Think back to when you first began driving. Remember how excited you were?
It may be that you just slid in behind the steering wheel and turned the key as Dad, Mom or some other licensed driver rode shotgun on the passenger side.
Or maybe it was taking your turn in driver's ed, with the instructor beside you, watching every move.
“Adjust your seat, fasten your seat belt,” the instructor says. “Adjust your mirrors and make sure the vehicle is not in gear. Now, put the key in the ignition.”
Finally, you're ready to start the engine and drive, right?
And you did ... quickly hitting the brakes as your heart bumped up against your chest wall.
“Did you check around you in all directions? Did you signal or need to? Are you actually ready to go?”
You thought: “Well, I would be, if you would quit barking orders at me.”
It wasn't that the instructor didn't like you. It was a matter of preparation. You have to be prepared.
My granddaughter, who now is driving, told me recently that one of the toughest things she had to do before she got that all-important permit was wait. She and her dad, my son, apparently sat in line two hours at a Department of Public Safety office before she walked out with her permit.
I told her that was not unusual these days, particularly in the summer months, when so many young people are either going for their permits or for a new license. There are literally thousands more potential drivers out there than when I went through the process. My wait was measured in minutes, hers in hours.
Driving instructors and public safety officials tell me that the increased numbers of license applications often force waits of more than two hours now. When you're waiting at a driver examination location, it could be even longer.
And don't forget that more drivers in training eventually translates to more drivers on roadways. That's a scary thought. That many more drivers — inexperienced at this point — traveling on our streets and highways at speed, with just a few feet separating us from them. Talk about a trust factor ...
Here's hoping that those young drivers were trained well, learned the dos and don'ts, know the laws and will follow them. Here's praying that they really ARE ready to go.
By the way ...

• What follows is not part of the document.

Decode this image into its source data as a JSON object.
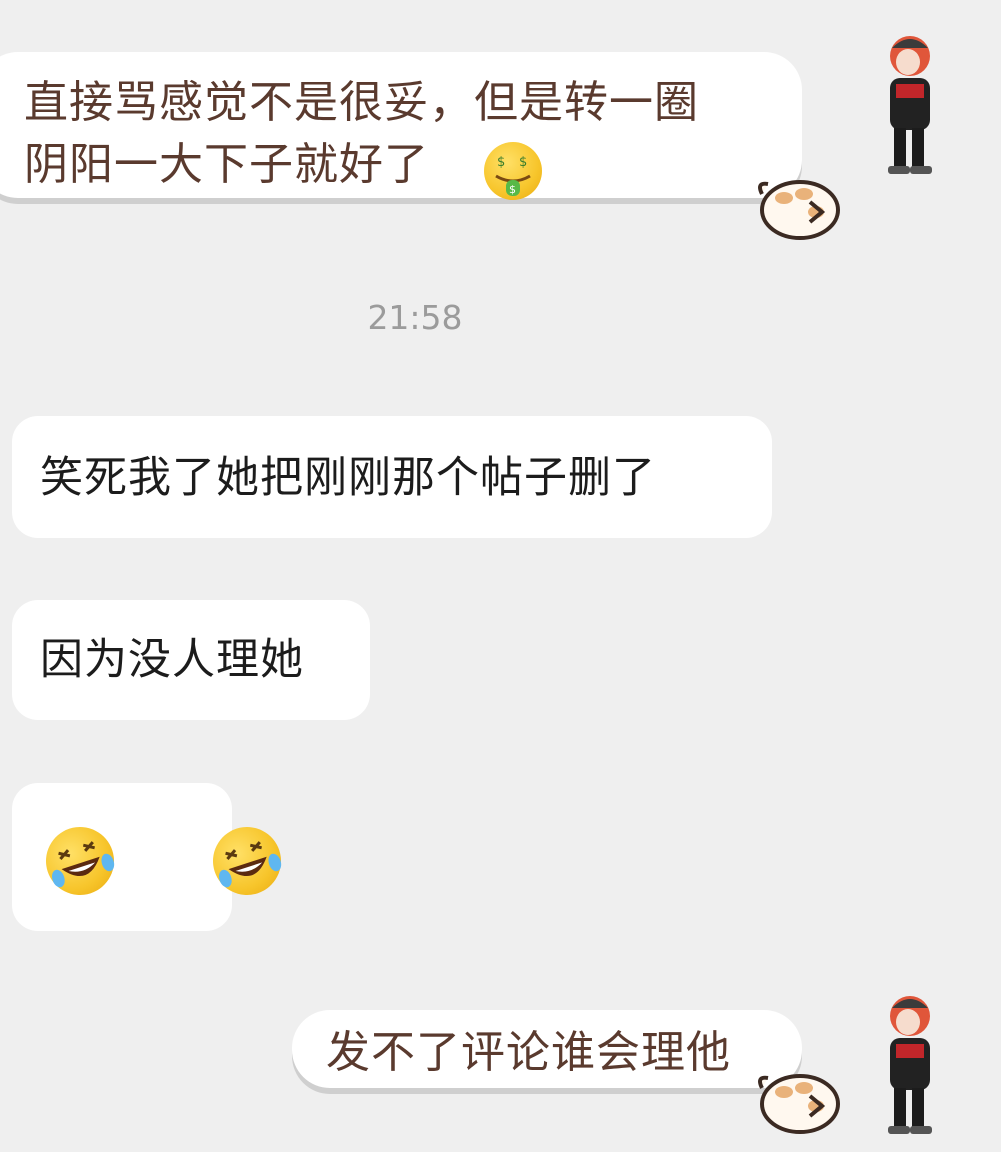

A friend told me his son, also a new driver, has been given a three-turn rule before he even thinks about starting the car. He describes it as “turn down the volume, turn off the phone and turn on your thinking cap.”
Makes sense to me.
Enjoy your week and drive safely.